Could you write the entries out again, exactly as they are?

--------------------

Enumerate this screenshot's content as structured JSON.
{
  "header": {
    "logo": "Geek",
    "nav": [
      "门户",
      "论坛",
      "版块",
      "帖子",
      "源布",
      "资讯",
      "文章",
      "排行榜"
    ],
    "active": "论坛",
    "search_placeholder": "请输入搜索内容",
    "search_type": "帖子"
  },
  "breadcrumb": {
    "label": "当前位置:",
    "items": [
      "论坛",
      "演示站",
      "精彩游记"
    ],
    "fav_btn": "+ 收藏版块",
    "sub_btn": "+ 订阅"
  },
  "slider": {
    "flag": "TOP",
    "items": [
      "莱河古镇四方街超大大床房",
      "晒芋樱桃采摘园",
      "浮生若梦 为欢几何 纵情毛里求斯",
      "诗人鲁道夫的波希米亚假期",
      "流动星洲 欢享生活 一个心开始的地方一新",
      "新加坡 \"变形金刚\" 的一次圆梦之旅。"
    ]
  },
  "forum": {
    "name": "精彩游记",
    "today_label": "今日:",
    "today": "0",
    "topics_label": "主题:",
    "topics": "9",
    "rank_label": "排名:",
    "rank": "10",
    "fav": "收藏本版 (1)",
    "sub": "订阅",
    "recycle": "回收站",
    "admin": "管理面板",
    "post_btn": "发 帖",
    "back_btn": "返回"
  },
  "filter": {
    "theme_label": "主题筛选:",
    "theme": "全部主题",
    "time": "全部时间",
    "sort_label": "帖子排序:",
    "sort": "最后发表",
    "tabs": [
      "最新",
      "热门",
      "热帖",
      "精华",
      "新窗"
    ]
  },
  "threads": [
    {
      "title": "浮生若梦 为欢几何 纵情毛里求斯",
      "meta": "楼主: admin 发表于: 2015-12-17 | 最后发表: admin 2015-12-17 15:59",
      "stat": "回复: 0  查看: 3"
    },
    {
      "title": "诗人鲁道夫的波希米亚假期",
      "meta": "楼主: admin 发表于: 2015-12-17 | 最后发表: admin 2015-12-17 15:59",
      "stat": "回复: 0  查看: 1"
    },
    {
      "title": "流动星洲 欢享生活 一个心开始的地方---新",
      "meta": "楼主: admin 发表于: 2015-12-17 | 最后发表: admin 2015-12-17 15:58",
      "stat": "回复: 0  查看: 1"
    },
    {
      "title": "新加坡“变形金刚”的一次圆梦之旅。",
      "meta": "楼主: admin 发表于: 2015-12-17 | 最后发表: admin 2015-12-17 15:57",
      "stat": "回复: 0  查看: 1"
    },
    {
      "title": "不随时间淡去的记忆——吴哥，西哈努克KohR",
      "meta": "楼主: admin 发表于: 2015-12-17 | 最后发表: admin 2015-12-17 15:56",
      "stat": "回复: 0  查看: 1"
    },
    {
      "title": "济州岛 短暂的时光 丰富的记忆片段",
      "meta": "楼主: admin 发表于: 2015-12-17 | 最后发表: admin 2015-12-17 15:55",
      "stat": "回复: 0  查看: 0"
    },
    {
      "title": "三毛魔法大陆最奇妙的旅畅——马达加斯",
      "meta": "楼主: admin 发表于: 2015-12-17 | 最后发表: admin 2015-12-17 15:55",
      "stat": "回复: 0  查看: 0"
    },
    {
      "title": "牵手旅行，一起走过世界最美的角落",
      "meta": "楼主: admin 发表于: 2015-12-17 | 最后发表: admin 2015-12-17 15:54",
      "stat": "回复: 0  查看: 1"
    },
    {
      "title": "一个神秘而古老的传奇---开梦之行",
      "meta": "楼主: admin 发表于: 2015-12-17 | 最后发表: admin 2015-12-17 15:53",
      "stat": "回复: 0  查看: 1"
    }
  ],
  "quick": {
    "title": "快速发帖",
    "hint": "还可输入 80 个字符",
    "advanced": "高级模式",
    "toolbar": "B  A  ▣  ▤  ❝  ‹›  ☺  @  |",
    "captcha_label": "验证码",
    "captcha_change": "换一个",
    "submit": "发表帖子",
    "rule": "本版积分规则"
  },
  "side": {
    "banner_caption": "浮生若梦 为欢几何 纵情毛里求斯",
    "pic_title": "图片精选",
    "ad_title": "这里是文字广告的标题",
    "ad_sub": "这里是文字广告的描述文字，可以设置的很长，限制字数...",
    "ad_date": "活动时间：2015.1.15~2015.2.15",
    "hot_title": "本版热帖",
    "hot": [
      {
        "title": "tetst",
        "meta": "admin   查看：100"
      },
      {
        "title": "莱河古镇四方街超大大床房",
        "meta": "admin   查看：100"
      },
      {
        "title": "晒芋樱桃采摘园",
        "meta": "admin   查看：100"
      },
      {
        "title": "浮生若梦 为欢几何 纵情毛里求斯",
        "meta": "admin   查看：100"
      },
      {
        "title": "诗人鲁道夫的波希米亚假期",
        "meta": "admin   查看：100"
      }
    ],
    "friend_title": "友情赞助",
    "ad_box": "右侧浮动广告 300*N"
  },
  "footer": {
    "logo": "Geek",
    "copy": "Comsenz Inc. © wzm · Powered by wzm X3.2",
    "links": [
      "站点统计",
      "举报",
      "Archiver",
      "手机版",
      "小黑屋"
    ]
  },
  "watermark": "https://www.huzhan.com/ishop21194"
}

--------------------

> **Exercise result**
Enumerate this screenshot's content as structured JSON.
{
  "header": {
    "logo": "Geek",
    "nav": [
      "门户",
      "论坛",
      "版块",
      "帖子",
      "源布",
      "资讯",
      "文章",
      "排行榜"
    ],
    "active": "论坛",
    "search_placeholder": "请输入搜索内容",
    "search_type": "帖子"
  },
  "breadcrumb": {
    "label": "当前位置:",
    "items": [
      "论坛",
      "演示站",
      "精彩游记"
    ],
    "fav_btn": "+ 收藏版块",
    "sub_btn": "+ 订阅"
  },
  "slider": {
    "flag": "TOP",
    "items": [
      "莱河古镇四方街超大大床房",
      "晒芋樱桃采摘园",
      "浮生若梦 为欢几何 纵情毛里求斯",
      "诗人鲁道夫的波希米亚假期",
      "流动星洲 欢享生活 一个心开始的地方一新",
      "新加坡 \"变形金刚\" 的一次圆梦之旅。"
    ]
  },
  "forum": {
    "name": "精彩游记",
    "today_label": "今日:",
    "today": "0",
    "topics_label": "主题:",
    "topics": "9",
    "rank_label": "排名:",
    "rank": "10",
    "fav": "收藏本版 (1)",
    "sub": "订阅",
    "recycle": "回收站",
    "admin": "管理面板",
    "post_btn": "发 帖",
    "back_btn": "返回"
  },
  "filter": {
    "theme_label": "主题筛选:",
    "theme": "全部主题",
    "time": "全部时间",
    "sort_label": "帖子排序:",
    "sort": "最后发表",
    "tabs": [
      "最新",
      "热门",
      "热帖",
      "精华",
      "新窗"
    ]
  },
  "threads": [
    {
      "title": "浮生若梦 为欢几何 纵情毛里求斯",
      "meta": "楼主: admin 发表于: 2015-12-17 | 最后发表: admin 2015-12-17 15:59",
      "stat": "回复: 0  查看: 3"
    },
    {
      "title": "诗人鲁道夫的波希米亚假期",
      "meta": "楼主: admin 发表于: 2015-12-17 | 最后发表: admin 2015-12-17 15:59",
      "stat": "回复: 0  查看: 1"
    },
    {
      "title": "流动星洲 欢享生活 一个心开始的地方---新",
      "meta": "楼主: admin 发表于: 2015-12-17 | 最后发表: admin 2015-12-17 15:58",
      "stat": "回复: 0  查看: 1"
    },
    {
      "title": "新加坡“变形金刚”的一次圆梦之旅。",
      "meta": "楼主: admin 发表于: 2015-12-17 | 最后发表: admin 2015-12-17 15:57",
      "stat": "回复: 0  查看: 1"
    },
    {
      "title": "不随时间淡去的记忆——吴哥，西哈努克KohR",
      "meta": "楼主: admin 发表于: 2015-12-17 | 最后发表: admin 2015-12-17 15:56",
      "stat": "回复: 0  查看: 1"
    },
    {
      "title": "济州岛 短暂的时光 丰富的记忆片段",
      "meta": "楼主: admin 发表于: 2015-12-17 | 最后发表: admin 2015-12-17 15:55",
      "stat": "回复: 0  查看: 0"
    },
    {
      "title": "三毛魔法大陆最奇妙的旅畅——马达加斯",
      "meta": "楼主: admin 发表于: 2015-12-17 | 最后发表: admin 2015-12-17 15:55",
      "stat": "回复: 0  查看: 0"
    },
    {
      "title": "牵手旅行，一起走过世界最美的角落",
      "meta": "楼主: admin 发表于: 2015-12-17 | 最后发表: admin 2015-12-17 15:54",
      "stat": "回复: 0  查看: 1"
    },
    {
      "title": "一个神秘而古老的传奇---开梦之行",
      "meta": "楼主: admin 发表于: 2015-12-17 | 最后发表: admin 2015-12-17 15:53",
      "stat": "回复: 0  查看: 1"
    }
  ],
  "quick": {
    "title": "快速发帖",
    "hint": "还可输入 80 个字符",
    "advanced": "高级模式",
    "toolbar": "B  A  ▣  ▤  ❝  ‹›  ☺  @  |",
    "captcha_label": "验证码",
    "captcha_change": "换一个",
    "submit": "发表帖子",
    "rule": "本版积分规则"
  },
  "side": {
    "banner_caption": "浮生若梦 为欢几何 纵情毛里求斯",
    "pic_title": "图片精选",
    "ad_title": "这里是文字广告的标题",
    "ad_sub": "这里是文字广告的描述文字，可以设置的很长，限制字数...",
    "ad_date": "活动时间：2015.1.15~2015.2.15",
    "hot_title": "本版热帖",
    "hot": [
      {
        "title": "tetst",
        "meta": "admin   查看：100"
      },
      {
        "title": "莱河古镇四方街超大大床房",
        "meta": "admin   查看：100"
      },
      {
        "title": "晒芋樱桃采摘园",
        "meta": "admin   查看：100"
      },
      {
        "title": "浮生若梦 为欢几何 纵情毛里求斯",
        "meta": "admin   查看：100"
      },
      {
        "title": "诗人鲁道夫的波希米亚假期",
        "meta": "admin   查看：100"
      }
    ],
    "friend_title": "友情赞助",
    "ad_box": "右侧浮动广告 300*N"
  },
  "footer": {
    "logo": "Geek",
    "copy": "Comsenz Inc. © wzm · Powered by wzm X3.2",
    "links": [
      "站点统计",
      "举报",
      "Archiver",
      "手机版",
      "小黑屋"
    ]
  },
  "watermark": "https://www.huzhan.com/ishop21194"
}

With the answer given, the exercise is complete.